Carl May (2014) proposed the Burden of Treatment Theory, to describe the impact on individual patients of increasing levels of responsibility for self-management of their illness. Cancer treatment is a highly complex process that typically includes many types of diagnostics, procedures, treatments, and medications, as well as many different physicians, specialists, and caregivers. The process of coordinating and attending clinic visits and treatments can be overwhelming in itself. As therapies move more and more toward self-administered oral medications, the patient is expected to bear some additional responsibility for managing their treatment. Carl May describes these responsibilities as a “burden of treatment itself, as [the patients] engage with services and therapeutic modalities aimed at conditions that… must… be managed” (May, 2014, p.2). The Burden of Treatment Theory suggests that some patients may struggle with the expanding array of tasks expected of them and the resulting burdens, which occur alongside the symptoms of the disease itself, as well as the demands of everyday life (May, 2014). As a result, these burdens may accumulate to the point where some patients become emotionally and/or physically overwhelmed, leading to over or under utilization of healthcare services, and potentially to non-adherence with prescribed, self-administered, medications (May, 2014).
As reported in the previous two parts of this series, the literature demonstrates a relationship between financial toxicity and a patient’s adherence to their self-managed oral medications. The high cost of oral anticancer mediations has created a significant barrier to patients receiving proper treatment for their condition, as well as negatively affecting adherence to prescribed therapies. As the burdens of the disease and the burdens of the treatment accumulate, we believe that it is important for the healthcare system to understand what role the rising financial burden plays in overall medication adherence and how to improve patients’ compliance with prescribed treatment regimens.

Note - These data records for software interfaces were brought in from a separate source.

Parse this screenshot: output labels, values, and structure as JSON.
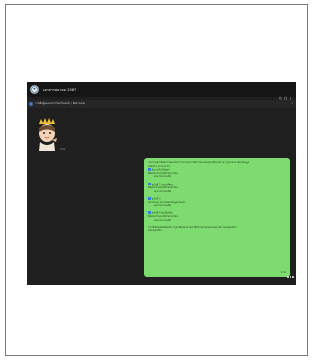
{
  "window": {
    "chat_title": "เอกสารสมาคม 2567"
  },
  "pinned": {
    "text": "รายชื่อผู้ส่งเอกสารเรียบร้อยแล้ว ( ติดตามต่อ)"
  },
  "sticker": {
    "time": "9:41"
  },
  "message": {
    "lines": [
      "แจ้งรายละเอียดการส่งเอกสารประกอบการพิจารณาของสมาชิกทุกท่าน กรุณาตรวจสอบข้อมูล",
      "ฉบับที่ 1 (ระยะแรก)",
      "ส่งภายในวันศุกร์",
      "ติดต่อเจ้าหน้าที่ฝ่ายทะเบียน",
      "ส่งทางไปรษณีย์",
      "ฉบับที่ 2 ระยะที่สอง",
      "ติดต่อเจ้าหน้าที่ฝ่ายทะเบียน",
      "ส่งทางไปรษณีย์",
      "ฉบับที่ 3",
      "หมายเหตุ: ตรวจสอบข้อมูลก่อนส่ง",
      "ส่งทางไปรษณีย์",
      "ฉบับที่ 4 ส่งเพิ่มเติม",
      "ติดต่อเจ้าหน้าที่ฝ่ายทะเบียน",
      "ส่งทางไปรษณีย์",
      "หากมีข้อสงสัยเพิ่มเติม กรุณาติดต่อเจ้าหน้าที่ฝ่ายทะเบียนของสมาคม ขอบคุณครับ",
      "ขอบคุณครับ"
    ],
    "time": "9:42"
  },
  "colors": {
    "app_bg": "#1f1f1f",
    "bubble": "#7edb6f",
    "accent": "#2f7de1"
  }
}
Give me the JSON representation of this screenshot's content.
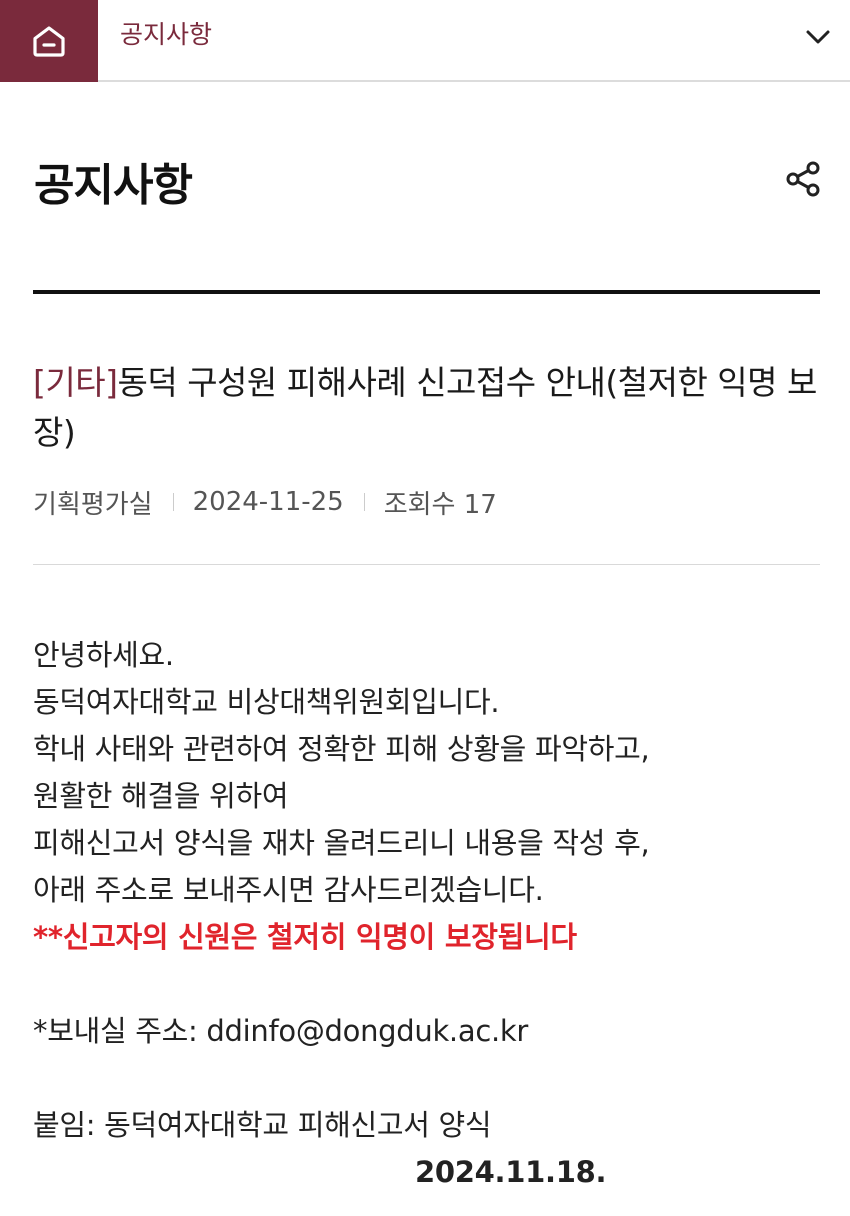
{
  "nav": {
    "title": "공지사항"
  },
  "header": {
    "page_title": "공지사항"
  },
  "post": {
    "category": "[기타]",
    "title": "동덕 구성원 피해사례 신고접수 안내(철저한 익명 보장)",
    "author": "기획평가실",
    "date": "2024-11-25",
    "views_label": "조회수 17"
  },
  "body": {
    "lines": [
      "안녕하세요.",
      "동덕여자대학교 비상대책위원회입니다.",
      "학내 사태와 관련하여 정확한 피해 상황을 파악하고,",
      "원활한 해결을 위하여",
      "피해신고서 양식을 재차 올려드리니 내용을 작성 후,",
      "아래 주소로 보내주시면 감사드리겠습니다."
    ],
    "emphasis": "**신고자의 신원은 철저히 익명이 보장됩니다",
    "address": "*보내실 주소: ddinfo@dongduk.ac.kr",
    "attachment": "붙임: 동덕여자대학교 피해신고서 양식",
    "sign_date": "2024.11.18."
  },
  "icons": {
    "home": "home-icon",
    "chevron": "chevron-down-icon",
    "share": "share-icon"
  },
  "colors": {
    "brand": "#7a2a3c",
    "emphasis": "#e0242c"
  }
}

A significant additional complication and challenge for cancer patients, is the discrepancy in out-of-pocket costs for oral anticancer drugs that are dispensed through a retail or specialty pharmacy under a patient’s prescription benefit plan, compared with anticancer drugs that are infused intravenously (IV) in a hospital or clinic setting. Oral anticancer medication is often reimbursed by insurers using a “tiered” structure that increases the patient’s cost-sharing responsibility as the price of the medication increases. Patients may pay a significant out-of-pocket amount with no annual limit. Health insurance should cover these medications at levels similar to those for cancer therapies administered in the hospital or clinic setting.
A large majority of states have enacted oral parity laws to try and address the cost differences between oral and IV anticancer medications. The first state oral parity law was enacted in Oregon in 2008 (Mancini, 2013). To date, a total of forty-three (43) states and the District of Columbia have enacted oral parity laws intended to limit patient out-of-pocket costs for oral anticancer medications (Chin, 2019). However, state legislation is limited by the scope of regulatory powers within the state’s control and are not able to address the self-insured, ERISA regulated, employer sponsored plans, nor can they address Medicare and Medicare Advantage plans. There is also wide variation in the laws that states do have in place. Broader federal legislation is needed to create a national standard for out-of-pocket costs related to oral anticancer drug therapies, including addressing Medicare and Medicare Advantage plans.
Due to the high cost sharing for prescription drugs in the Medicare Part D program, Medicare beneficiaries are particularly vulnerable to these disparities. Congress needs to address the gap in the Medicare Part D benefit plan design, by amending the proposed legislation, H.R.1730 – Cancer Drug Parity Act of 2019, to include broader language that includes protections for Medicare beneficiaries. Additionally, the legislation should be broad enough to apply to the commercial Medicare Advantage plans and employer sponsored plans subject to ERISA laws.
The literature demonstrates that financial distress affects patients’ well-being, quality of care, treatment outcomes, adherence to medications, and long-term financial stability. The rapid shift towards more expensive oral anticancer medications in recent years is placing a significant financial burden on cancer patients, especially individuals covered under a traditional Medicare benefit plan. Broader federal legislation is needed to create a national standard for out-of-pocket costs related to oral anticancer drug therapies. We favor strengthening the proposed House and Senate Cancer Drug Parity Act of 2019 bills to create fairness and parity in cancer care treatment and out-of-pocket costs.
Chin, A.L., Bentley, J.P. and Pollom, E.L. (2019), The impact of state parity laws on co-payments for and adherence to oral endocrine therapy for breast cancer. Cancer, 125: 374-381. doi:10.1002/cncr.31910
May, Carl, Eton, David, Boehmer, Kasey, Gallacher, Katie, Hunt, Katherine, Macdonald, Sara, . . . Shippee, Nathan. (2014). Rethinking the patient: Using Burden of Treatment Theory to understand the changing dynamics of illness. BMC Health Services Research, 14(1), 281.
Mancini, R., McBride, A., & Kruczynski, M. (2013). Oral oncolytics: part 2—legislation targeting cost & access, and other initiatives to reduce costs. Practice, 27(9).